LILLEY: I would think that selling cookies is a little scary — like, I might be a little shy to sell cookies. Do you ever feel that way?
I. BARIS: No.
LILLEY: Not at all.
I. BARIS: No.
- “This 8-Year-Old’s Plan to Sell Girl Scout Cookies Turned Into a Hard Lesson on ‘Silicon Valley Ethos’ of Business,” by Janelle Bitker (San Francisco Chronicle, 2022).
- “Cookie Connection: Girl Scout Cookie Program 2022,” by Girl Scouts of Eastern Iowa and Western Illinois (2022).
- “Girl Scout Cookie Season Is in Danger.

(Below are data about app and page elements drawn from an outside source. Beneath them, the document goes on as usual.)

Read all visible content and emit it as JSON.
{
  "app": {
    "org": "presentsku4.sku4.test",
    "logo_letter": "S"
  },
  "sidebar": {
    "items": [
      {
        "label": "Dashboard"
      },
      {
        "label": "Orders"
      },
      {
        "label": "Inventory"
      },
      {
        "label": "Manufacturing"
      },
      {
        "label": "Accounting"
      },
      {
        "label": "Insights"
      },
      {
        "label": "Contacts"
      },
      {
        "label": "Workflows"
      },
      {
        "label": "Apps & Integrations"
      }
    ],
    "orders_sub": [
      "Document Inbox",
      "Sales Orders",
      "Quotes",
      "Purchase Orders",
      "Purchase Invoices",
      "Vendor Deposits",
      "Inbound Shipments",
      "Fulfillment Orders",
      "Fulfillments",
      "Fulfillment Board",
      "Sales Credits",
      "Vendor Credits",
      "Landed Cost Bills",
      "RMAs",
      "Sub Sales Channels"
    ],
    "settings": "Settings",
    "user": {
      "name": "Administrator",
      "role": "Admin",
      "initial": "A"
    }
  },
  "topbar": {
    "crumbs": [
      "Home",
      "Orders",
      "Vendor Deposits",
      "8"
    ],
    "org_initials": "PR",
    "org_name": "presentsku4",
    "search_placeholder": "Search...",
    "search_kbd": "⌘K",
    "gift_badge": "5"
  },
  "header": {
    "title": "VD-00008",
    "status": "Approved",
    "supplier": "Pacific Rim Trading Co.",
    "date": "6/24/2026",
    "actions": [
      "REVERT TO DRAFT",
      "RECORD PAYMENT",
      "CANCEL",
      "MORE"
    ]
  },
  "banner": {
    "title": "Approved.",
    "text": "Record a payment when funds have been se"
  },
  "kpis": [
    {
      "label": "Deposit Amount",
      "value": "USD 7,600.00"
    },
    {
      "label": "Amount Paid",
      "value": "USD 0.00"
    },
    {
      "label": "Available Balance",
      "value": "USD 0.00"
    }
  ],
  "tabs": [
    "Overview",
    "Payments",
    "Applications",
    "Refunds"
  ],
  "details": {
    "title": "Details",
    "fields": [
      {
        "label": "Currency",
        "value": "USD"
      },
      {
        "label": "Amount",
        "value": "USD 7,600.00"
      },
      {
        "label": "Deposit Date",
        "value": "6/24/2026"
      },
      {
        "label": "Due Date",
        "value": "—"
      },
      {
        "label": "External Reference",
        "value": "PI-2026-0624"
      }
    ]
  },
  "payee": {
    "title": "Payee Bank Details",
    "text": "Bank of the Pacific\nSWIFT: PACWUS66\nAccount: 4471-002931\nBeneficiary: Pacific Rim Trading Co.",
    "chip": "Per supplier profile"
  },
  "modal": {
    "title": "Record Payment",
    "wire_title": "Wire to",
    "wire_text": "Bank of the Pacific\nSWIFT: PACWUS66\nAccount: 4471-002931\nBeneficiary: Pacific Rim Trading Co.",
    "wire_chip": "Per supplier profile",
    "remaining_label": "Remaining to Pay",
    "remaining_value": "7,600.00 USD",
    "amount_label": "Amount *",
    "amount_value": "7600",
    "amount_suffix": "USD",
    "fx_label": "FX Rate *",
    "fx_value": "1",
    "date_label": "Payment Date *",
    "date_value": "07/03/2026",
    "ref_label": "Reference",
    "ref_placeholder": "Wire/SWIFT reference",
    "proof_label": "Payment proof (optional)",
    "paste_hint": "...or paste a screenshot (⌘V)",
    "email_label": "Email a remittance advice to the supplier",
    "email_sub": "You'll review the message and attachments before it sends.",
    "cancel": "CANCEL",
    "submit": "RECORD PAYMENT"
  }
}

Again,” by Mario Cortez (San Francisco Chronicle, 2022).
- “Scouting Groups Report Losing About 1.7 Million Members During Pandemic,” by Neil Vigdor (The New York Times, 2021).
- “Thin Mints, Fat Sales: Top Girl Scout Cookie Sellers Spill Their Secrets,” by Kristen Bahler (Money, 2017).
- “Girl Scouts Threaten Lawsuit Over Unsold Cookies,” (Wral News, 2014).
- “What Do Nancy Pelosi, Taylor Swift, and Serena Williams Have in Common?” by Freakonomics Radio (2019).